What you are asked to do →
An exact copy of each record is required.

-------- Stored data --------

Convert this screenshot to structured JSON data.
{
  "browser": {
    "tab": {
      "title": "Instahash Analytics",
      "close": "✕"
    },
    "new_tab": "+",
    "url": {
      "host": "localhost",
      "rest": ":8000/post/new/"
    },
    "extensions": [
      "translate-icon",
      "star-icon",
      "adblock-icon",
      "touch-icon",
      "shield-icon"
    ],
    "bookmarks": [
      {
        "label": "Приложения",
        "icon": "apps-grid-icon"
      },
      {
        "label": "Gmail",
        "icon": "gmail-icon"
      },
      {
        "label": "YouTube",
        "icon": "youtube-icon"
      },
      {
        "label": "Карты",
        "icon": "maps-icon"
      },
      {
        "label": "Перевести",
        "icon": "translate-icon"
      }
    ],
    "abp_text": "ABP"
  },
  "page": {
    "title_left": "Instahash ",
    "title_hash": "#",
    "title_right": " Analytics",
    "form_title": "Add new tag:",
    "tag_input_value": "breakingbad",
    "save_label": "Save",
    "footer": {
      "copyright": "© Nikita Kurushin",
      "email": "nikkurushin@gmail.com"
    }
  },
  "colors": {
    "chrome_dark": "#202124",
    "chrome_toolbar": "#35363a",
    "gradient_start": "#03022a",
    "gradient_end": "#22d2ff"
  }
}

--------

Answer for this exercise →
Convert this screenshot to structured JSON data.
{
  "browser": {
    "tab": {
      "title": "Instahash Analytics",
      "close": "✕"
    },
    "new_tab": "+",
    "url": {
      "host": "localhost",
      "rest": ":8000/post/new/"
    },
    "extensions": [
      "translate-icon",
      "star-icon",
      "adblock-icon",
      "touch-icon",
      "shield-icon"
    ],
    "bookmarks": [
      {
        "label": "Приложения",
        "icon": "apps-grid-icon"
      },
      {
        "label": "Gmail",
        "icon": "gmail-icon"
      },
      {
        "label": "YouTube",
        "icon": "youtube-icon"
      },
      {
        "label": "Карты",
        "icon": "maps-icon"
      },
      {
        "label": "Перевести",
        "icon": "translate-icon"
      }
    ],
    "abp_text": "ABP"
  },
  "page": {
    "title_left": "Instahash ",
    "title_hash": "#",
    "title_right": " Analytics",
    "form_title": "Add new tag:",
    "tag_input_value": "breakingbad",
    "save_label": "Save",
    "footer": {
      "copyright": "© Nikita Kurushin",
      "email": "nikkurushin@gmail.com"
    }
  },
  "colors": {
    "chrome_dark": "#202124",
    "chrome_toolbar": "#35363a",
    "gradient_start": "#03022a",
    "gradient_end": "#22d2ff"
  }
}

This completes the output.